The election judge was dangling from the chin-up bar when I came out from behind the booth.
He turned to see me and dropped guiltily back to the ground. Embarrassment crossed his young face, disguised by prematurely gray hair and beard. He smiled sheepish.
An election judge with long hippie hair and a stocking cap turned away as well, body language betraying he was the one who goaded the other judge into trying chin-ups.
Down the long row of folding tables set up in the grade school gym, three middle-aged black female judges kept chatting, not heeding the two white male judges playing with sports equipment.
The two white men told me how to feed my ballot into a large, tan machine that looked like a 1990s printer. It spat my ballot back out, saying I undervoted.
I said that was fine, that I wasn’t happy with any of the choices in a few races. The man with the the blonde, curly hippie hair and the stocking cap held down a button and the machine slurped my ballot back up.

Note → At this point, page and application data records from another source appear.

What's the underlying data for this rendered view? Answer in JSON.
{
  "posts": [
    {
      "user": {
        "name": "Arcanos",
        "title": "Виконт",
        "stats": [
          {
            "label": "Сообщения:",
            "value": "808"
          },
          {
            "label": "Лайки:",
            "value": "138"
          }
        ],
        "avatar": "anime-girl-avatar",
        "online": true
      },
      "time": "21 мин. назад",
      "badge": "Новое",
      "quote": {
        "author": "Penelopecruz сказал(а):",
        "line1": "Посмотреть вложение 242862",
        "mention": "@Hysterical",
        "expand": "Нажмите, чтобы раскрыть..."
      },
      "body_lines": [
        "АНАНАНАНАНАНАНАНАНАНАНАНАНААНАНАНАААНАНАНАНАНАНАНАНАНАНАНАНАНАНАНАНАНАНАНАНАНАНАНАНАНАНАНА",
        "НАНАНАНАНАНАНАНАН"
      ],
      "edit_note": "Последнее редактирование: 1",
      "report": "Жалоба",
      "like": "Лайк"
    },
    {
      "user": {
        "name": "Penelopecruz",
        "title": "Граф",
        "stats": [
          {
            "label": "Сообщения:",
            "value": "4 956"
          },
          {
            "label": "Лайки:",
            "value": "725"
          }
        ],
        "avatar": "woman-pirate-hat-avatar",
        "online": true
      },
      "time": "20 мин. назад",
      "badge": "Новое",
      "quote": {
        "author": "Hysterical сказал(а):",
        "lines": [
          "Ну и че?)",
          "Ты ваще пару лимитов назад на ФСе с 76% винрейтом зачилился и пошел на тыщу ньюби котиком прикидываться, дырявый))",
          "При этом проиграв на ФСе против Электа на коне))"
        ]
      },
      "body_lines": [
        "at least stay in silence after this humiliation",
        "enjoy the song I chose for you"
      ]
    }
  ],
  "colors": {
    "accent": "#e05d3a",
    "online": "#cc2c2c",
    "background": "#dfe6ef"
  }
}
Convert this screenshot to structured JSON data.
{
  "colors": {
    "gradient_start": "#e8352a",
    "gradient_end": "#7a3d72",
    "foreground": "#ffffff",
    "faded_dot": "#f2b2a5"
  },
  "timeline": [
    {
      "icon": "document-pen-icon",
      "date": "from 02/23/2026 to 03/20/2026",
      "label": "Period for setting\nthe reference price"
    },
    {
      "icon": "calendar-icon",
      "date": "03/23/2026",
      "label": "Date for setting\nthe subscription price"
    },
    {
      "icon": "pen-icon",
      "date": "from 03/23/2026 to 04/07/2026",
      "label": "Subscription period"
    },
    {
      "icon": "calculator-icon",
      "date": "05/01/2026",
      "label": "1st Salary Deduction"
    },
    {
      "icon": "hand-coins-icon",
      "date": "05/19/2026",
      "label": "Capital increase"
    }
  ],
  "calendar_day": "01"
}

The five election judges and I were the only people in the gymnasium.
“Been this slammed all day?” I asked the chin-up judge.
“This is your number,” he said by way of answer, tapping an orange glowing integer on the tan machine that slurped my ballot.
“35?” I asked.
He nodded. It was 5 p.m. and I was the 35th person to vote all day.
I can’t blame people. This isn’t a “Oh, how sad” story with an implicit “I’m better than you” aside because I took 20 minutes to head down the block. I had spent a slow day at work researching the candidates, developing some last-minute opinions. A lot of the races on my ballot were uncontested. A few others, I couldn’t bring myself to vote for any of the candidates. If there ever were an election I could have skipped, it was this one.
“I don’t know why they even do this,” the election judge with the beard said, shaking his head. “It’s got to cost a lot of money.”
I knew the judge.
I knew the judge from past elections, big ones where the line went out the door and down the street. Those elections, he hopped from place to place, called the main office to straighten out details, ran hither and yon to get the massive crowds to vote.
The three women chatting in the corner, I knew them too. The old hippie was new, but maybe I just missed his wrinkled face in the hustle and kerfuffle of massive elections where the line lasted hours.
They were here. They kept coming back. They doubted themselves and asked if democracy was worth the money, but year after year, election after election, they came back because it was the right thing to do.
Even if only 35 people voted.
And even if they were left alone in a gym with nothing to do but play around with the chin-up bar.